- _The problem_: Would you repeat the listing exactly, without any of its images?

◇ ◇ ◇ ◇ ◇

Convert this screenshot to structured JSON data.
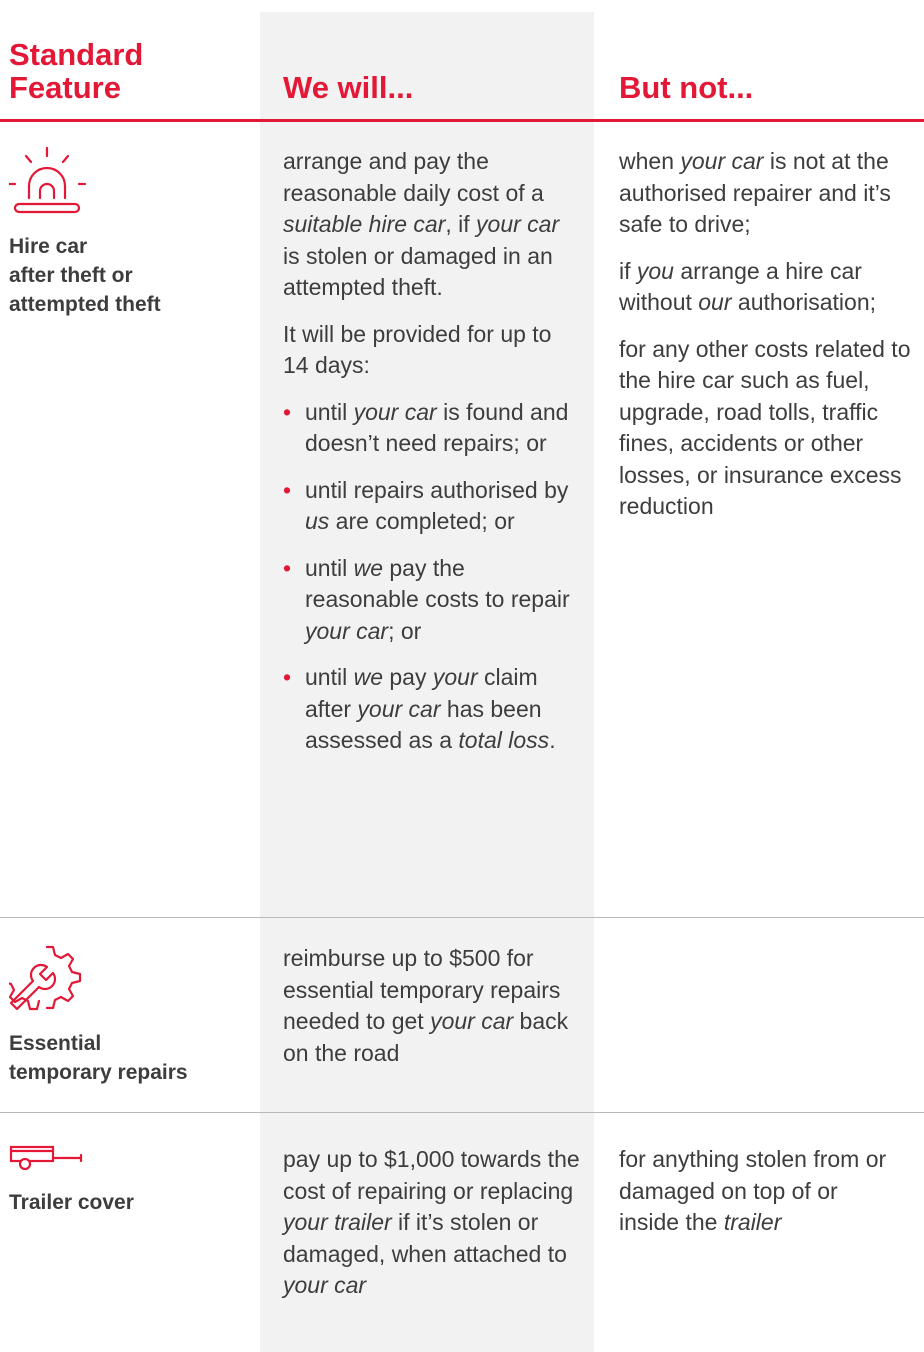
{
  "colors": {
    "accent": "#e31837",
    "text": "#3d3d3d",
    "shade": "#f2f2f2",
    "divider": "#b9b9b9"
  },
  "header": {
    "feature": "Standard\nFeature",
    "we_will": "We will...",
    "but_not": "But not..."
  },
  "rows": [
    {
      "icon": "siren-alarm-icon",
      "feature": "Hire car\nafter theft or\nattempted theft",
      "we_will": {
        "p1": [
          {
            "t": "arrange and pay the reasonable daily cost of a "
          },
          {
            "t": "suitable hire car",
            "i": true
          },
          {
            "t": ", if "
          },
          {
            "t": "your car",
            "i": true
          },
          {
            "t": " is stolen or damaged in an attempted theft."
          }
        ],
        "p2": "It will be provided for up to 14 days:",
        "bullets": [
          [
            {
              "t": "until "
            },
            {
              "t": "your car",
              "i": true
            },
            {
              "t": " is found and doesn’t need repairs; or"
            }
          ],
          [
            {
              "t": "until repairs authorised by "
            },
            {
              "t": "us",
              "i": true
            },
            {
              "t": " are completed; or"
            }
          ],
          [
            {
              "t": "until "
            },
            {
              "t": "we",
              "i": true
            },
            {
              "t": " pay the reasonable costs to repair "
            },
            {
              "t": "your car",
              "i": true
            },
            {
              "t": "; or"
            }
          ],
          [
            {
              "t": "until "
            },
            {
              "t": "we",
              "i": true
            },
            {
              "t": " pay "
            },
            {
              "t": "your",
              "i": true
            },
            {
              "t": " claim after "
            },
            {
              "t": "your car",
              "i": true
            },
            {
              "t": " has been assessed as a "
            },
            {
              "t": "total loss",
              "i": true
            },
            {
              "t": "."
            }
          ]
        ]
      },
      "but_not": [
        [
          {
            "t": "when "
          },
          {
            "t": "your car",
            "i": true
          },
          {
            "t": " is not at the authorised repairer and it’s safe to drive;"
          }
        ],
        [
          {
            "t": "if "
          },
          {
            "t": "you",
            "i": true
          },
          {
            "t": " arrange a hire car without "
          },
          {
            "t": "our",
            "i": true
          },
          {
            "t": " authorisation;"
          }
        ],
        [
          {
            "t": "for any other costs related to the hire car such as fuel, upgrade, road tolls, traffic fines, accidents or other losses, or insurance excess reduction"
          }
        ]
      ]
    },
    {
      "icon": "gear-wrench-icon",
      "feature": "Essential\ntemporary repairs",
      "we_will": [
        [
          {
            "t": "reimburse up to $500 for essential temporary repairs needed to get "
          },
          {
            "t": "your car",
            "i": true
          },
          {
            "t": " back on the road"
          }
        ]
      ],
      "but_not": []
    },
    {
      "icon": "trailer-icon",
      "feature": "Trailer cover",
      "we_will": [
        [
          {
            "t": "pay up to $1,000 towards the cost of repairing or replacing "
          },
          {
            "t": "your trailer",
            "i": true
          },
          {
            "t": " if it’s stolen or damaged, when attached to "
          },
          {
            "t": "your car",
            "i": true
          }
        ]
      ],
      "but_not": [
        [
          {
            "t": "for anything stolen from or damaged on top of or inside the "
          },
          {
            "t": "trailer",
            "i": true
          }
        ]
      ]
    }
  ]
}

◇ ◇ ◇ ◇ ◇

- _Written solution_:
Convert this screenshot to structured JSON data.
{
  "colors": {
    "accent": "#e31837",
    "text": "#3d3d3d",
    "shade": "#f2f2f2",
    "divider": "#b9b9b9"
  },
  "header": {
    "feature": "Standard\nFeature",
    "we_will": "We will...",
    "but_not": "But not..."
  },
  "rows": [
    {
      "icon": "siren-alarm-icon",
      "feature": "Hire car\nafter theft or\nattempted theft",
      "we_will": {
        "p1": [
          {
            "t": "arrange and pay the reasonable daily cost of a "
          },
          {
            "t": "suitable hire car",
            "i": true
          },
          {
            "t": ", if "
          },
          {
            "t": "your car",
            "i": true
          },
          {
            "t": " is stolen or damaged in an attempted theft."
          }
        ],
        "p2": "It will be provided for up to 14 days:",
        "bullets": [
          [
            {
              "t": "until "
            },
            {
              "t": "your car",
              "i": true
            },
            {
              "t": " is found and doesn’t need repairs; or"
            }
          ],
          [
            {
              "t": "until repairs authorised by "
            },
            {
              "t": "us",
              "i": true
            },
            {
              "t": " are completed; or"
            }
          ],
          [
            {
              "t": "until "
            },
            {
              "t": "we",
              "i": true
            },
            {
              "t": " pay the reasonable costs to repair "
            },
            {
              "t": "your car",
              "i": true
            },
            {
              "t": "; or"
            }
          ],
          [
            {
              "t": "until "
            },
            {
              "t": "we",
              "i": true
            },
            {
              "t": " pay "
            },
            {
              "t": "your",
              "i": true
            },
            {
              "t": " claim after "
            },
            {
              "t": "your car",
              "i": true
            },
            {
              "t": " has been assessed as a "
            },
            {
              "t": "total loss",
              "i": true
            },
            {
              "t": "."
            }
          ]
        ]
      },
      "but_not": [
        [
          {
            "t": "when "
          },
          {
            "t": "your car",
            "i": true
          },
          {
            "t": " is not at the authorised repairer and it’s safe to drive;"
          }
        ],
        [
          {
            "t": "if "
          },
          {
            "t": "you",
            "i": true
          },
          {
            "t": " arrange a hire car without "
          },
          {
            "t": "our",
            "i": true
          },
          {
            "t": " authorisation;"
          }
        ],
        [
          {
            "t": "for any other costs related to the hire car such as fuel, upgrade, road tolls, traffic fines, accidents or other losses, or insurance excess reduction"
          }
        ]
      ]
    },
    {
      "icon": "gear-wrench-icon",
      "feature": "Essential\ntemporary repairs",
      "we_will": [
        [
          {
            "t": "reimburse up to $500 for essential temporary repairs needed to get "
          },
          {
            "t": "your car",
            "i": true
          },
          {
            "t": " back on the road"
          }
        ]
      ],
      "but_not": []
    },
    {
      "icon": "trailer-icon",
      "feature": "Trailer cover",
      "we_will": [
        [
          {
            "t": "pay up to $1,000 towards the cost of repairing or replacing "
          },
          {
            "t": "your trailer",
            "i": true
          },
          {
            "t": " if it’s stolen or damaged, when attached to "
          },
          {
            "t": "your car",
            "i": true
          }
        ]
      ],
      "but_not": [
        [
          {
            "t": "for anything stolen from or damaged on top of or inside the "
          },
          {
            "t": "trailer",
            "i": true
          }
        ]
      ]
    }
  ]
}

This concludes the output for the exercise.